Coastal features are caused either by the processes of erosion (the wearing away of rocks) or deposition(movement of eroded material by the sea to a new location).Coastal features created by erosionAlong a coastline there are often many features created by erosion. The most common of these are:cliffs headlands bays caves arches stacksCliffsOne of the most common features of the coastline in Britain and around the world are cliffs. Cliffs are shapedthrough a combination of erosion and weathering. The weather attacks the cliff top. The waves attack the clifffoot, causing a wave-cut notch at the bottom.Soft rock erodes easily and creates gently sloping cliffs. Hard rock is more resistant and erodes slowly andcreates steep cliffs.Headlands and baysAnother group of features shaped by erosion are headlands and bays. Headlands are formed when the seaattacks a section of coast consisting of alternating bands of hard and soft rock.The bands of soft rock, such as sand and clay, erode more quickly than those of more resistant hard rock, suchas chalk. This leaves a section of land heading out into the sea; this is called a headland. The areas where thesoft rock has eroded away, next to the headland, are called bays.Caves, arches and stacksErosion can create caves, arches and stacks along a headland. Again weathering can also help to createthese landforms. Caves occur when the waves force their way into cracks in the cliff face. The water containssand and other materials that help to grind away at the rock until the cracks become a cave. If the cave isformed in a headland, it may eventually break through forming an arch. The arch will gradually becomebigger and bigger until it can no longer support the top of the arch. When the arch collapses, it leaves theheadland on one side and a stack (a tall column of rock) on the other.Coastal features created by depositionAlong a coastline you can find features created by deposition. These include:beaches spits bars sand dunesBeachesBeaches are one of the most common features of a coastline. Beaches are made up of eroded material thathas been transported from elsewhere and deposited here by the sea. Constructive waves help to build upbeaches.

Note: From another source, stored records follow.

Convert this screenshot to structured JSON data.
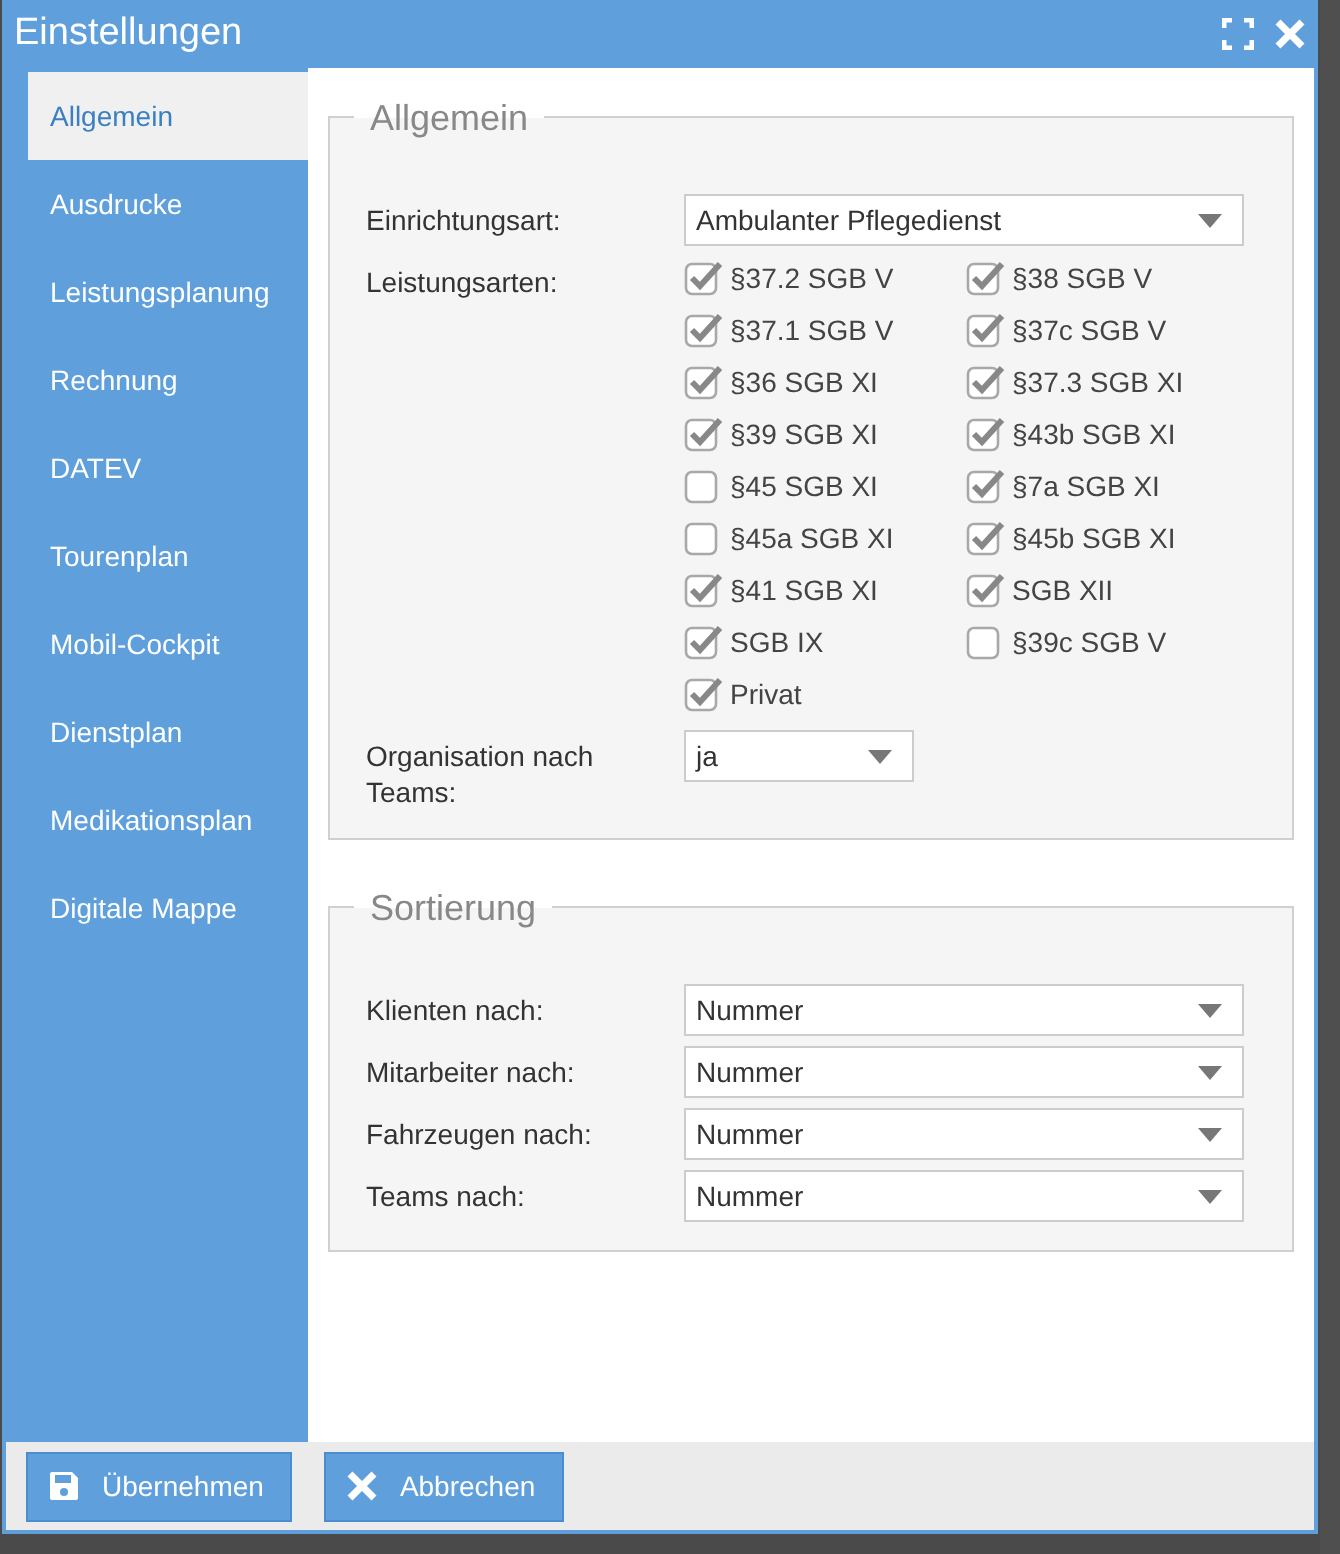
{
  "window": {
    "title": "Einstellungen"
  },
  "sidebar": {
    "items": [
      {
        "label": "Allgemein",
        "selected": true
      },
      {
        "label": "Ausdrucke",
        "selected": false
      },
      {
        "label": "Leistungsplanung",
        "selected": false
      },
      {
        "label": "Rechnung",
        "selected": false
      },
      {
        "label": "DATEV",
        "selected": false
      },
      {
        "label": "Tourenplan",
        "selected": false
      },
      {
        "label": "Mobil-Cockpit",
        "selected": false
      },
      {
        "label": "Dienstplan",
        "selected": false
      },
      {
        "label": "Medikationsplan",
        "selected": false
      },
      {
        "label": "Digitale Mappe",
        "selected": false
      }
    ]
  },
  "sections": [
    {
      "legend": "Allgemein",
      "fields": [
        {
          "kind": "select",
          "label": "Einrichtungsart:",
          "value": "Ambulanter Pflegedienst"
        },
        {
          "kind": "checkboxes",
          "label": "Leistungsarten:",
          "options": [
            {
              "label": "§37.2 SGB V",
              "checked": true
            },
            {
              "label": "§38 SGB V",
              "checked": true
            },
            {
              "label": "§37.1 SGB V",
              "checked": true
            },
            {
              "label": "§37c SGB V",
              "checked": true
            },
            {
              "label": "§36 SGB XI",
              "checked": true
            },
            {
              "label": "§37.3 SGB XI",
              "checked": true
            },
            {
              "label": "§39 SGB XI",
              "checked": true
            },
            {
              "label": "§43b SGB XI",
              "checked": true
            },
            {
              "label": "§45 SGB XI",
              "checked": false
            },
            {
              "label": "§7a SGB XI",
              "checked": true
            },
            {
              "label": "§45a SGB XI",
              "checked": false
            },
            {
              "label": "§45b SGB XI",
              "checked": true
            },
            {
              "label": "§41 SGB XI",
              "checked": true
            },
            {
              "label": "SGB XII",
              "checked": true
            },
            {
              "label": "SGB IX",
              "checked": true
            },
            {
              "label": "§39c SGB V",
              "checked": false
            },
            {
              "label": "Privat",
              "checked": true
            }
          ]
        },
        {
          "kind": "short_select",
          "label": "Organisation nach Teams:",
          "value": "ja"
        }
      ]
    },
    {
      "legend": "Sortierung",
      "fields": [
        {
          "kind": "select",
          "label": "Klienten nach:",
          "value": "Nummer"
        },
        {
          "kind": "select",
          "label": "Mitarbeiter nach:",
          "value": "Nummer"
        },
        {
          "kind": "select",
          "label": "Fahrzeugen nach:",
          "value": "Nummer"
        },
        {
          "kind": "select",
          "label": "Teams nach:",
          "value": "Nummer"
        }
      ]
    }
  ],
  "buttons": [
    {
      "label": "Übernehmen",
      "kind": "save"
    },
    {
      "label": "Abbrechen",
      "kind": "cancel"
    }
  ]
}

The type of material found on a beach ie sand or shingle) is influenced by the geology of the areaand wave energy.SpitsSpits are also created through the process of deposition. A spit is an extended stretch of beach material thatprojects out to sea and is joined to the mainland at one end. Spits are commonly formed where there is aprevailing wind and where there is a longshore drift.BarsA bar is a long stretch of beach material (sand or shingle) that joins together two headlands. A lagoon usuallyforms behind the bar.Sand dunesA sand dune is a small hill of sand found at the top of a beach. The waves do not usually reach this area of thebeach. Vegetation may be found on sand dunes and such areas can be important ecosystems.FiordIn valleys created by glaciers. They are very deep.RiasIn valleys formed by rivers. They are more winding with low, gentle sides.Physical management of the coastPhysical management of the coast is concerned with natural processes such as erosion and longshore drift.Management techniques fall into two categories: hard engineering and soft engineering.Hard engineering - options tend to be expensive and short-term options. They may also have a high impact onthe landscape or environment (wooden croynes, concrete walls, artividial breakwaters).Soft engineering - options are often less expensive than hard engineering options. They are usually also morelong-term and sustainable, with less impact on the environment.Beach nourishment - this replaces beach or cliff material that has been removed by erosion or longshoredrift.The main advantage is that beaches are a natural defence against erosion and coastal flooding. Beachesalso attract tourists.While it can be a relatively inexpensive option it requires constant maintenance to keepreplacing the beach material as it is washed away.Managed retreat - this is where areas of the coast are allowed to erode and flood naturally. Usually this will beareas considered to be low value.The advantages are that it encourages the development of beaches (anatural defence) and salt marshes (important for the environment) and cost is low.While this is a cheap option,it will not be free as people will need to be compensated for loss of buildings and farmland.